was that from the ref list on publix, or elsewhere? i haven't even check the refs yet lol just randomly scouting around. that's all for this eve, tiiired.
User avatar
jimmylegs
Volunteer Moderator
 
Posts: 9207
Joined: Sat Mar 11, 2006 4:00 pm

Postby jimmylegs » Thu Jan 15, 2009 7:05 am

hey napay did you check out the zinc ms boys girls controls thread? i kind of covered it here but added some new info on that thread recently too.

jaded, did you get back on your b-complex and are your feet feeling better?

wallwalker, personally for RLS i would want to have a look at your iron status, but if you don't want to go there... ropinerole apparently depletes potassium. i am scouting for a study to back up that assertion. anyway because of the potential depletion issue, i looked for nutrition links between RLS and potassium and here you go:
http://www.pubmedcentral.nih.gov/articl ... id=1002979
In a survey of outpatients at the Denver Veterans Affairs Medical Center for common leg symptoms--515 questionnaires returned in a 3-week period--56% reported nocturnal leg cramps, 29% reported the restless leg syndrome, and 49% reported symptoms of peripheral neuropathy. Only 33% of patients had no symptoms relating to their legs. Patients often did not report these symptoms to their physician but were more likely to do so if the symptoms were frequent. Conditions especially related to leg symptoms were hypertension, peripheral vascular disease, coronary artery disease, cerebrovascular disease, kidney disease, and hypokalemia.

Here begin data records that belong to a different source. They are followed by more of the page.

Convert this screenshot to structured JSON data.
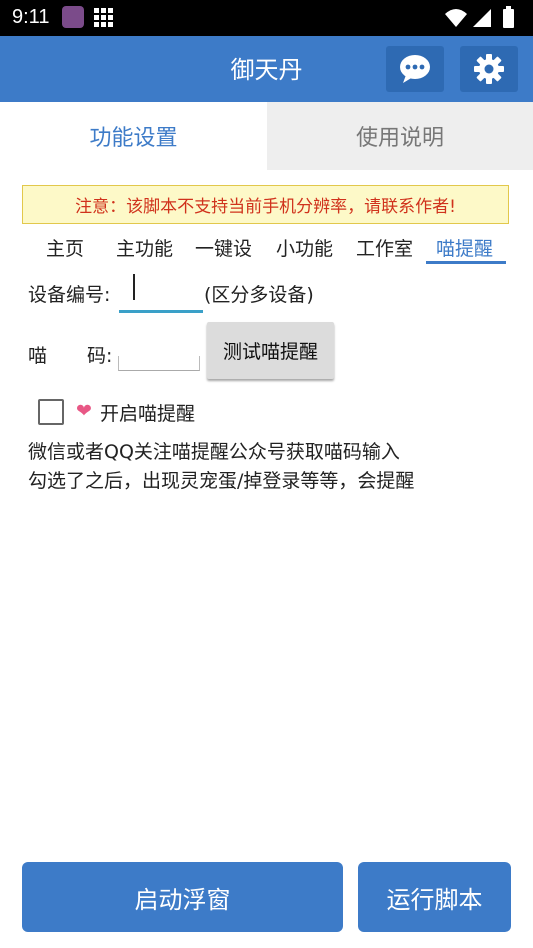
{
  "status_bar": {
    "time": "9:11"
  },
  "app_bar": {
    "title": "御天丹"
  },
  "tabs": [
    {
      "label": "功能设置"
    },
    {
      "label": "使用说明"
    }
  ],
  "notice": "注意：该脚本不支持当前手机分辨率，请联系作者!",
  "subtabs": [
    {
      "label": "主页"
    },
    {
      "label": "主功能"
    },
    {
      "label": "一键设"
    },
    {
      "label": "小功能"
    },
    {
      "label": "工作室"
    },
    {
      "label": "喵提醒"
    }
  ],
  "form": {
    "device_label": "设备编号:",
    "device_value": "",
    "device_hint": "(区分多设备)",
    "code_label_1": "喵",
    "code_label_2": "码:",
    "code_value": "",
    "test_button": "测试喵提醒",
    "enable_label": "开启喵提醒",
    "enable_checked": false
  },
  "description": {
    "line1": "微信或者QQ关注喵提醒公众号获取喵码输入",
    "line2": "勾选了之后，出现灵宠蛋/掉登录等等，会提醒"
  },
  "bottom_buttons": {
    "float_window": "启动浮窗",
    "run_script": "运行脚本"
  },
  "colors": {
    "primary": "#3d7bc8",
    "notice_text": "#d0321c",
    "notice_bg": "#fdf9c8"
  }
}
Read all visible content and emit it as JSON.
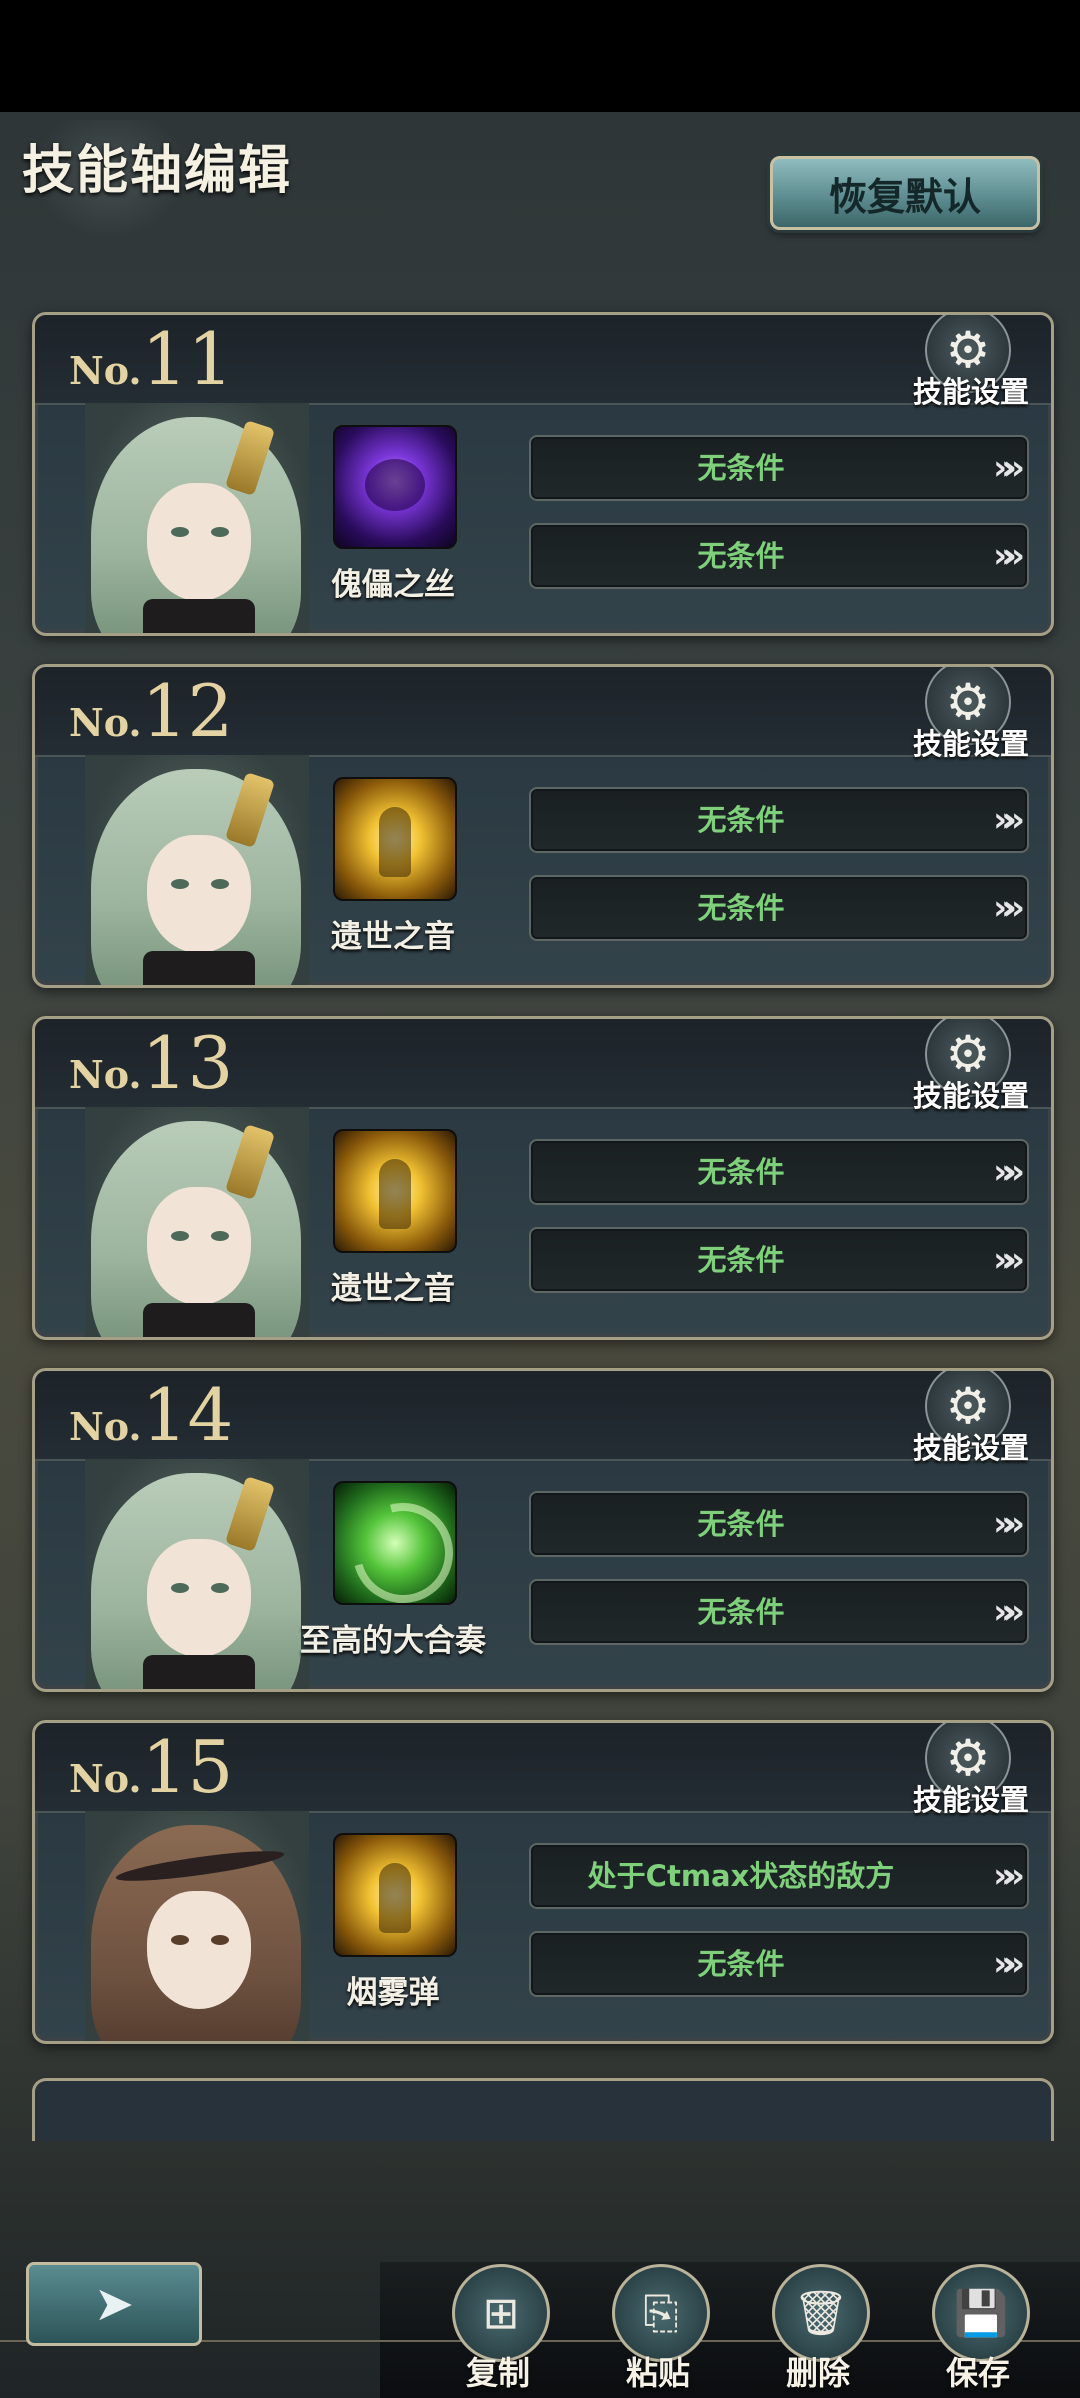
{
  "header": {
    "title": "技能轴编辑",
    "restore_label": "恢复默认"
  },
  "settings_label": "技能设置",
  "cards": [
    {
      "no_prefix": "No.",
      "no": "11",
      "skill": "傀儡之丝",
      "icon": "purple-skull-skill-icon",
      "conditions": [
        "无条件",
        "无条件"
      ]
    },
    {
      "no_prefix": "No.",
      "no": "12",
      "skill": "遗世之音",
      "icon": "golden-figure-skill-icon",
      "conditions": [
        "无条件",
        "无条件"
      ]
    },
    {
      "no_prefix": "No.",
      "no": "13",
      "skill": "遗世之音",
      "icon": "golden-figure-skill-icon",
      "conditions": [
        "无条件",
        "无条件"
      ]
    },
    {
      "no_prefix": "No.",
      "no": "14",
      "skill": "至高的大合奏",
      "icon": "green-tornado-skill-icon",
      "conditions": [
        "无条件",
        "无条件"
      ]
    },
    {
      "no_prefix": "No.",
      "no": "15",
      "skill": "烟雾弹",
      "icon": "golden-figure-skill-icon",
      "conditions": [
        "处于Ctmax状态的敌方",
        "无条件"
      ]
    }
  ],
  "arrow_glyph": "»»",
  "toolbar": {
    "copy": "复制",
    "paste": "粘贴",
    "delete": "删除",
    "save": "保存"
  },
  "colors": {
    "condition_text": "#7ed07a",
    "number_gold": "#e4d3a2",
    "accent_teal": "#5a8a8d"
  }
}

Most patients did not receive effective therapy for these symptoms.

so, hypokalemia, might not hurt to have a look at your potassium status.
lucky for you, potassium supplements are useless since the amounts are usually too small. say you find a 100mg supplement. well you probably need 4000mg per day. so instead of pills you could try pounding lots of banana-filled smoothies and a bunch of swiss chard every day with dinner. good luck!
User avatar
jimmylegs
Volunteer Moderator
 
Posts: 9207
Joined: Sat Mar 11, 2006 4:00 pm

PreviousNext

Return to General Discussion

 


  • Related topics
    Replies
    Views
    Last post

Who is online

Users browsing this forum: No registered users

cron